|Feb 8, 1985||AS||Assignment|
Owner name: ITT CORPORATION 320 PARK AVE., NEW YORK, NY 10022
Free format text: ASSIGNMENT OF ASSIGNORS INTEREST.;ASSIGNORS:SHELBY, BILLY L.;WIRT, JAMES R.;REEL/FRAME:004370/0501
Effective date: 19850108
|Jul 25, 1985||AS||Assignment|
Owner name: FL INDUSTRIES, INC., 220 SUTH ORANGE AVENUE, LIVIN
Free format text: ASSIGNMENT OF ASSIGNORS INTEREST.;ASSIGNOR:ITT CORPORATION, 320 PARK AVENUE, NEW YORK, NY 10022, ACORP. OF DE.;REEL/FRAME:004453/0578
Effective date: 19850629
|Jan 22, 1990||FPAY||Fee payment|
Year of fee payment: 4
|Jan 26, 1994||FPAY||Fee payment|
Year of fee payment: 8

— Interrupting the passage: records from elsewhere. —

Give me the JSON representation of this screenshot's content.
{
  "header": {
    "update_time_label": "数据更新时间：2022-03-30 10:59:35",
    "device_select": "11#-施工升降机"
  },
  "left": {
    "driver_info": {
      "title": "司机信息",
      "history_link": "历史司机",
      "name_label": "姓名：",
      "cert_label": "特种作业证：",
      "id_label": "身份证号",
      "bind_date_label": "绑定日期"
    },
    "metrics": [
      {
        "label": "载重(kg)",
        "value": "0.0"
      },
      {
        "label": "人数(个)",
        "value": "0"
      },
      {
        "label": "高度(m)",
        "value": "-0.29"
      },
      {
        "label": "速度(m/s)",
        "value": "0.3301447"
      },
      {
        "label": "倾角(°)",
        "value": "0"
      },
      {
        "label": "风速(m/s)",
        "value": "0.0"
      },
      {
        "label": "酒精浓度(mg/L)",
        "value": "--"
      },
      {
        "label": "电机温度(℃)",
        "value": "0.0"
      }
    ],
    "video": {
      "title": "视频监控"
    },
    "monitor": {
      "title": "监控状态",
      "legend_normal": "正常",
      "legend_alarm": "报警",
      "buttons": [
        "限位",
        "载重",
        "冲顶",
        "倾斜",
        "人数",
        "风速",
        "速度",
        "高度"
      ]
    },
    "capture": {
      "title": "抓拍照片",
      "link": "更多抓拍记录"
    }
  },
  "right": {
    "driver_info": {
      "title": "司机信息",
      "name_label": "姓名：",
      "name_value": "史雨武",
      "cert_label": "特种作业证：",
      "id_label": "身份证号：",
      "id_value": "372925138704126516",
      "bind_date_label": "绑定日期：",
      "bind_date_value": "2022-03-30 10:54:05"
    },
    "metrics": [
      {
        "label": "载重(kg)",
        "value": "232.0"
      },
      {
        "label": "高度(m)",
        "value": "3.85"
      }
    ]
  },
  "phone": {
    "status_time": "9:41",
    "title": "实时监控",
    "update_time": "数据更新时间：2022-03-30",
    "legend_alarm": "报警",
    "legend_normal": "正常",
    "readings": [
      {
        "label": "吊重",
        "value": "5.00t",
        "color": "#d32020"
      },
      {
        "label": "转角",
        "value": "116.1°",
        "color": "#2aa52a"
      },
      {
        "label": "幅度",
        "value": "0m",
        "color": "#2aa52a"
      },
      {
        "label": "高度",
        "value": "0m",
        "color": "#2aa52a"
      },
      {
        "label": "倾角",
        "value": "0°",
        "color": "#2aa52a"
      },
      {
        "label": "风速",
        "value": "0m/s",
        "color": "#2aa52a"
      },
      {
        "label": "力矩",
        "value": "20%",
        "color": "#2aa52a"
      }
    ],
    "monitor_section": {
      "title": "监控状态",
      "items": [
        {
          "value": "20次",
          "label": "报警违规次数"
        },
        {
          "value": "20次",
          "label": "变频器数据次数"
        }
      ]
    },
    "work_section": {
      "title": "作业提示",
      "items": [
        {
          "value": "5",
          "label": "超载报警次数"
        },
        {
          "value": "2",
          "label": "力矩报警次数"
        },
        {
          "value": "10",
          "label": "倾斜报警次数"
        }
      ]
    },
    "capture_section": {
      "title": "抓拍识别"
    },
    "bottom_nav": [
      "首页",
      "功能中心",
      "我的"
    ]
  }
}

|Jan 21, 1998||FPAY||Fee payment|
Year of fee payment: 12